Jul. The Port Elizabeth Incorporation Bill was passed by Parliament. This Bill gave P.E. the status of a Borough, which meant having a Mayor and Town Council elected by residents. The seven wards each had 3 Councillors, the first being elected on 11 December.
A columnist in the “Herald” wrote about the ice brought by “Sir George Grey”, which had soon melted, but which had kept hotelier Wasley busy all day making “sherry cobblers”. The lack of ice was a regular complaint during the summers. In 1865 William Avery had a ten-year monopoly by Act of Parliament to supply ice between November and May, including Port Elizabeth, but he did not fulfill it. In October 1879 Herman Bell of Grahamstown was reported as having an imported ice machine making a ton a day, and it was hoped he would supply Port Elizabeth too.

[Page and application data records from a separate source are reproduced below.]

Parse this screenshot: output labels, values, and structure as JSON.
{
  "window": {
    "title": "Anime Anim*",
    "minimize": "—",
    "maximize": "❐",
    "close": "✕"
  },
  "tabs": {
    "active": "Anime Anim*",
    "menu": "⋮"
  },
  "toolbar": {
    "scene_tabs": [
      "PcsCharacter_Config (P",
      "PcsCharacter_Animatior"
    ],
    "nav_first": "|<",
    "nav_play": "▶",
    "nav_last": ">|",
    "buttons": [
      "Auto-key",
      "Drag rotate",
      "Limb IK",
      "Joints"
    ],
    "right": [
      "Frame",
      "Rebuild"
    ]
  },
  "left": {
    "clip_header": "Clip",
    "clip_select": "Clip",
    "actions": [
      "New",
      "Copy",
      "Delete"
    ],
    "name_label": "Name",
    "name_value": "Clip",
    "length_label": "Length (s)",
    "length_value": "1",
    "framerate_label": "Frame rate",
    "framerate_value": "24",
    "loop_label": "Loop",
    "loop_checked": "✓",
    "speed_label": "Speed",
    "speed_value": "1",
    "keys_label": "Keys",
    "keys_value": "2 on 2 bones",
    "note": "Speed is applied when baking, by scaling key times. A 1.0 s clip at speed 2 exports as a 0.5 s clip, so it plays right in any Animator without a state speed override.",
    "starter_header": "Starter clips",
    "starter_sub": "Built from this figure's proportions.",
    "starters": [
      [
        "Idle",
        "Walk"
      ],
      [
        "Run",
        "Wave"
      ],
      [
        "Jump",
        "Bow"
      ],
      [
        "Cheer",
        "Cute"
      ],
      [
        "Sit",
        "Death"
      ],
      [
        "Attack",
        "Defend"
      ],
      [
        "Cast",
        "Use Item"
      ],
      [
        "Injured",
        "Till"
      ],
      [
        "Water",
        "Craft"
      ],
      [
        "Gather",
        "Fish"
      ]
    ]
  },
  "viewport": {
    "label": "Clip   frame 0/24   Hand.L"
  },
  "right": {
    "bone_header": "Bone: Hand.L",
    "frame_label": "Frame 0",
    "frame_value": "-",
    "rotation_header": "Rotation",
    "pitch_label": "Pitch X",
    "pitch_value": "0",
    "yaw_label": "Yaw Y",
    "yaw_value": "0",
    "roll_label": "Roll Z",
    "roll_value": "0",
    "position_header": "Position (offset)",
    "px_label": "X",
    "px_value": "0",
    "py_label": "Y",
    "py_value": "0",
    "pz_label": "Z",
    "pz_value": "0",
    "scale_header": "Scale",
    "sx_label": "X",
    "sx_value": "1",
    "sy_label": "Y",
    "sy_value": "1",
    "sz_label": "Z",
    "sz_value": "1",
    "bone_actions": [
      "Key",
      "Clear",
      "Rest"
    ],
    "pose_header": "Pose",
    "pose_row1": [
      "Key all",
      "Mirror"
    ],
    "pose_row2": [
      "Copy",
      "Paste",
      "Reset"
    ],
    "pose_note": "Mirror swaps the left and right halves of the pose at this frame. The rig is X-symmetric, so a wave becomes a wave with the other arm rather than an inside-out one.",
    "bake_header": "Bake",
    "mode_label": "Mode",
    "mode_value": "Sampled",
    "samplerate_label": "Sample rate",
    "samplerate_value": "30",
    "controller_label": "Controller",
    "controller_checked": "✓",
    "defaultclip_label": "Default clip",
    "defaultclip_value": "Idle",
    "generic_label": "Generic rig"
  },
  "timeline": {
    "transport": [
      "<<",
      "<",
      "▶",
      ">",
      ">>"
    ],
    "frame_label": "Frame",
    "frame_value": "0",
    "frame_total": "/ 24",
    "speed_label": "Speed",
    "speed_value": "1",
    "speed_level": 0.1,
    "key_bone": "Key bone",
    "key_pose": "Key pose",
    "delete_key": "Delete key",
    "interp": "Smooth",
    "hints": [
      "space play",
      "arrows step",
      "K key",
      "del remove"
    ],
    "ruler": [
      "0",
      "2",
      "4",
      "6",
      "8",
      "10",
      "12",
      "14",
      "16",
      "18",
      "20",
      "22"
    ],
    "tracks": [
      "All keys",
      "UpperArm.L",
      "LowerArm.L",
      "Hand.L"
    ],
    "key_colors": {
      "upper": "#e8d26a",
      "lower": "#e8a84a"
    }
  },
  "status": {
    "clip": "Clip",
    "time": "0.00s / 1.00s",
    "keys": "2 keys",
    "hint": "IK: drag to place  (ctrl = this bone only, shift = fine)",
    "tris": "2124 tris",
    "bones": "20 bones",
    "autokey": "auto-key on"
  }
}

Apr. 27 The opening of Parliament by Sir Philip Wodehouse, held on this occasion only, in Grahamstown.
Sep 2 Parliament passed a Private Act. requested by the Town Council, for constituting the Town of Port Elizabeth a Municipality. Act no 31 of I860 was repealed. The complete Act was published in the Government Gazette of 17 April 1868.
Dec. 29 John Hamilton Wicksteed arrived as Resident Engineer of the Van Stadens Water Scheme. During 1876 John Gamble, Hydraulic Engineer for the Colony and Consulting Engineer to the P.E. Municipality in the matter of the proposed scheme, decided that it was feasible to bring the water in pipes from a dam on the Van Stadens River. The necessary Water Bill had to be put before Parliament and an engineer had to be appointed before this most urgent work could begin. Wicksteed’s Dam is known as the Lower Van Stadens Dam. In 1885 Consulting and Hydraulic Engineer Thomas Stewart, designed a second storage dam upstream known as the Upper Van Stadens Dam. The town had again outgrown its water supply. The second dam was built by Dollery and Fettes between Sep 1891 and Nov 1893.
Dec. 31 In its annual report, presented to Parliament, the Harbour Board stated that its buildings to house the hydraulic power machinery to operate the cranes on the jetties was nearly completed. This structure, with its tall chimney was at the mouth of the Baakens River. Act 23 of 1890 enabled the Harbour Board to finance the lengthening of North Jetty, the widening of the working head, the widening of the viaduct end for a gangway to secure the safety of passengers, and the acquisition and installation of equipment to drive hydraulic cranes and provide electricity to light the Board’s property properly. Work could now be done after dark on fine, still nights. The extensions to the jetty were completed in July 1894. An electric power house was built in 1906.
Aug. 16 The arrival of Cecil Rhodes by train to an enthusiastic reception. He stayed at the Grand hotel and in the evening he addressed a large crowd in the Feather Market Hall in support of two of P.E.’s candidates in the coming parliamentary elections, James Wynne and Edgar Walton, who were returned with large majorities.
Jan. The existing parliamentary constituency, Three Rivers, was changed, and the Port Elizabeth portion became P.E. North.
Sep. 3 Britain declared war after Germany ignored an ultimatum. South Africa followed on 6 September. Prime Minister J.B.M. Hertzog wanted S.A. to remain neutral, but he was defeated in Parliament and resigned. J.C. Smuts, his deputy, became Prime Minister on 6 September.